Work out how many lines of the listing below hold the word "động", and give that number only.
--- DATA SUPPLIED Enclosed Below ---
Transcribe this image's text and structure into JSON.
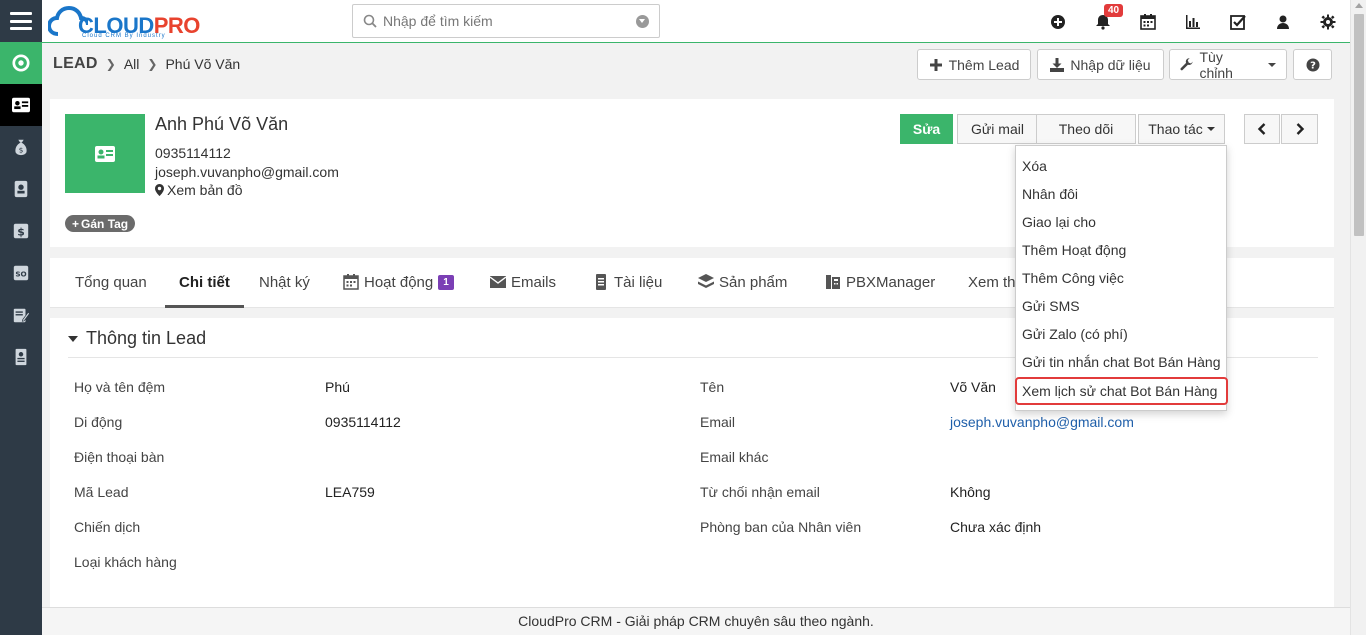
{
  "header": {
    "logo_main_a": "CLOUD",
    "logo_main_b": "PRO",
    "logo_sub": "Cloud CRM By Industry",
    "search_placeholder": "Nhập để tìm kiếm",
    "notification_count": "40",
    "icons": [
      "plus-circle-icon",
      "bell-icon",
      "calendar-icon",
      "bar-chart-icon",
      "checkbox-icon",
      "user-icon",
      "gear-icon"
    ]
  },
  "sidebar": {
    "icons": [
      "hamburger-icon",
      "target-icon",
      "lead-card-icon",
      "money-bag-icon",
      "contact-icon",
      "dollar-icon",
      "quote-icon",
      "edit-icon",
      "invoice-icon"
    ]
  },
  "breadcrumb": {
    "module": "LEAD",
    "filter": "All",
    "record": "Phú Võ Văn"
  },
  "toolbar": {
    "add_lead": "Thêm Lead",
    "import": "Nhập dữ liệu",
    "customize": "Tùy chỉnh",
    "help": "?"
  },
  "record": {
    "name": "Anh Phú Võ Văn",
    "phone": "0935114112",
    "email": "joseph.vuvanpho@gmail.com",
    "map_link": "Xem bản đồ",
    "tag_button": "Gán Tag"
  },
  "actions": {
    "edit": "Sửa",
    "send_mail": "Gửi mail",
    "follow": "Theo dõi",
    "more": "Thao tác"
  },
  "tabs": [
    {
      "label": "Tổng quan"
    },
    {
      "label": "Chi tiết"
    },
    {
      "label": "Nhật ký"
    },
    {
      "label": "Hoạt động",
      "count": "1"
    },
    {
      "label": "Emails"
    },
    {
      "label": "Tài liệu"
    },
    {
      "label": "Sản phẩm"
    },
    {
      "label": "PBXManager"
    },
    {
      "label": "Xem th"
    }
  ],
  "section": {
    "title": "Thông tin Lead",
    "fields_left": [
      {
        "label": "Họ và tên đệm",
        "value": "Phú"
      },
      {
        "label": "Di động",
        "value": "0935114112"
      },
      {
        "label": "Điện thoại bàn",
        "value": ""
      },
      {
        "label": "Mã Lead",
        "value": "LEA759"
      },
      {
        "label": "Chiến dịch",
        "value": ""
      },
      {
        "label": "Loại khách hàng",
        "value": ""
      }
    ],
    "fields_right": [
      {
        "label": "Tên",
        "value": "Võ Văn"
      },
      {
        "label": "Email",
        "value": "joseph.vuvanpho@gmail.com"
      },
      {
        "label": "Email khác",
        "value": ""
      },
      {
        "label": "Từ chối nhận email",
        "value": "Không"
      },
      {
        "label": "Phòng ban của Nhân viên",
        "value": "Chưa xác định"
      }
    ]
  },
  "dropdown": {
    "items": [
      "Xóa",
      "Nhân đôi",
      "Giao lại cho",
      "Thêm Hoạt động",
      "Thêm Công việc",
      "Gửi SMS",
      "Gửi Zalo (có phí)",
      "Gửi tin nhắn chat Bot Bán Hàng",
      "Xem lịch sử chat Bot Bán Hàng"
    ]
  },
  "footer": {
    "text": "CloudPro CRM - Giải pháp CRM chuyên sâu theo ngành."
  },
  "colors": {
    "brand_green": "#3bb56b",
    "sidebar_bg": "#2e3a46",
    "badge_red": "#e23b3b",
    "link_blue": "#1f5faa",
    "activity_count_purple": "#7b3fb5"
  }
}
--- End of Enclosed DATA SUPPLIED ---
_EXERCISE RESPONSE_
3